Information given:
== == ==
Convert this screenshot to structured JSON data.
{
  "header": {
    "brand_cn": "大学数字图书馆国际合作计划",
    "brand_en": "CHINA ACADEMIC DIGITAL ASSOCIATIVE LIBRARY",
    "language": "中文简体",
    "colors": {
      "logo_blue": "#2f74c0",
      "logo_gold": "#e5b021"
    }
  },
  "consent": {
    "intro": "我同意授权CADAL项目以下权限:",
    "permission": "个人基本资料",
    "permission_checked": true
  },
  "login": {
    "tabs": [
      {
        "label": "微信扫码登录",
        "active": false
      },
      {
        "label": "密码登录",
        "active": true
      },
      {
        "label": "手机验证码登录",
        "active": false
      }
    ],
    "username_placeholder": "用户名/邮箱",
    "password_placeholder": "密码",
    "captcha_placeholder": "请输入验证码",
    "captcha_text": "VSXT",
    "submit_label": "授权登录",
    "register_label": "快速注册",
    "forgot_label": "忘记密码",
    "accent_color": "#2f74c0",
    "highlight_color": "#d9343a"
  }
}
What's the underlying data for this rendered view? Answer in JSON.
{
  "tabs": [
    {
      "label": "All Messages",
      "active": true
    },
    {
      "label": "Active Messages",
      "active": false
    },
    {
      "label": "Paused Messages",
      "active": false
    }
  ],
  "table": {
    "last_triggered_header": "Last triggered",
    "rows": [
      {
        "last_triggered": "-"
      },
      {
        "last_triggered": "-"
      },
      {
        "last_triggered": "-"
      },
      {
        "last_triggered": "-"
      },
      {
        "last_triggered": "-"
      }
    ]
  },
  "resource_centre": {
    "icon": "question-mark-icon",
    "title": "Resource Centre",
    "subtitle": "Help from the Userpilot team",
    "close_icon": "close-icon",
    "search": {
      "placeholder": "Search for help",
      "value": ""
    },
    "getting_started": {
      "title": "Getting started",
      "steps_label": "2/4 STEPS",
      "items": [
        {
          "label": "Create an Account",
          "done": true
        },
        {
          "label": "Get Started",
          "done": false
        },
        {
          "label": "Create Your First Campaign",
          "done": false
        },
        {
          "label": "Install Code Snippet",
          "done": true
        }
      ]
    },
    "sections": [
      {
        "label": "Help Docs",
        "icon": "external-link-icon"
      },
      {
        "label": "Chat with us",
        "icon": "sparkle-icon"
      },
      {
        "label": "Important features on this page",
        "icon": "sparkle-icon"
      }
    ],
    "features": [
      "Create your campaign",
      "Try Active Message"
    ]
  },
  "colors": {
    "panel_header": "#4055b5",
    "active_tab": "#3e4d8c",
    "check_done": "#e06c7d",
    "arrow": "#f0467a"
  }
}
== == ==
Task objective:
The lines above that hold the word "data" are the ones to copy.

Answer box:
Convert this screenshot to structured JSON data.
What's the underlying data for this rendered view? Answer in JSON.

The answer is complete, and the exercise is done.